I’ve always looked up to Merle Haggard growing up. He made an incredible career being every man’s poet. He took everyday instances and everyday situations that everyone goes through and wrote that into his music. I always found that very inspirational. The man could also put on a show. As far as advice people have given me, honestly, it’s been a lot of friends that we’ve just made through songwriting and introductions and people saying, ‘Look. Know your sound. Know yourself and write what’s true to you and put that out.’ That’s the most sound advice that I’ve taken from this.
What’s next for you?
We’ve got some local shows in Chattanooga and some private events. Looking forward, we’ll be locally in Chattanooga. Then, we’re getting ready to lock in some confirmed dates this month and in February. We’ll be continuing the Step By Step Tour we’ve been trying to pull off from the past summer until now. And, who knows? There might be bigger things around the bend. We’ve got a lot of people reaching out with good opportunities, and I can’t wait to get out there and have a chance to connect with fans some more.
Debut Album Coming Soon
On Tuesday morning (Feb. 1), Davis announced plans to release his debut album, Hearts Don’t Rust, via social media. Out April 15, the project will feature eight new tracks and is available for pre-save now. The title track will be released on February 14.
Fans can keep up with Brandon Davis on Instagram.
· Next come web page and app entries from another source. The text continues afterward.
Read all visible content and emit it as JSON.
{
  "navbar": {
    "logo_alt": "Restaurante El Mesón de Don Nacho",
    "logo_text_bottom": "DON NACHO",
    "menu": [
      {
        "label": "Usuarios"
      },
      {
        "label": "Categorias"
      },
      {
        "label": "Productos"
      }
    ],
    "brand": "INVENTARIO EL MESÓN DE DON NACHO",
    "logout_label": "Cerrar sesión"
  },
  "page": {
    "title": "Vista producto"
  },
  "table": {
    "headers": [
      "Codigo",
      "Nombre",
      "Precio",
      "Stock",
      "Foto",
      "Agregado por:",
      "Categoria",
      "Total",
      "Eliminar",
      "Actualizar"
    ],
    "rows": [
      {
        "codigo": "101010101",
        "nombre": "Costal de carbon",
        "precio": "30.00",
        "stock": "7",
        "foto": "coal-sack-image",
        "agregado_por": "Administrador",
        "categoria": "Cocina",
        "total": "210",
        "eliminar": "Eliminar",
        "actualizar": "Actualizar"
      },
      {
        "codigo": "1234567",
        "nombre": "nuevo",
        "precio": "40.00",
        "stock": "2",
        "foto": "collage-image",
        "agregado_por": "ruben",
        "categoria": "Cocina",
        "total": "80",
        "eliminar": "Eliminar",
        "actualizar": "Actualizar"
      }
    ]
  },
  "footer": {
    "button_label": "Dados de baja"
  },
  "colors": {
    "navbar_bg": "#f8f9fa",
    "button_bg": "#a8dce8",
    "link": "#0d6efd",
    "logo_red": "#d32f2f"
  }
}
Melinda Lorge is a Nashville-based freelance writer who specializes in covering country music. Along with Country Now, her work has appeared in publications, including Rare Country, Rolling Stone Country, Nashville Lifestyles Magazine, Wide Open Country and more. After joining Rare Country in early 2016, Lorge was presented with the opportunity to lead coverage on late-night television programs, including “The Voice” and “American Idol,” which helped her to sharpen her writing skills even more. Lorge earned her degree at Middle Tennessee State University, following the completion of five internships within the country music industry. She has an undeniable love for music and entertainment. When she isn’t living and breathing country music, she can be found enjoying time outdoors with family and friends.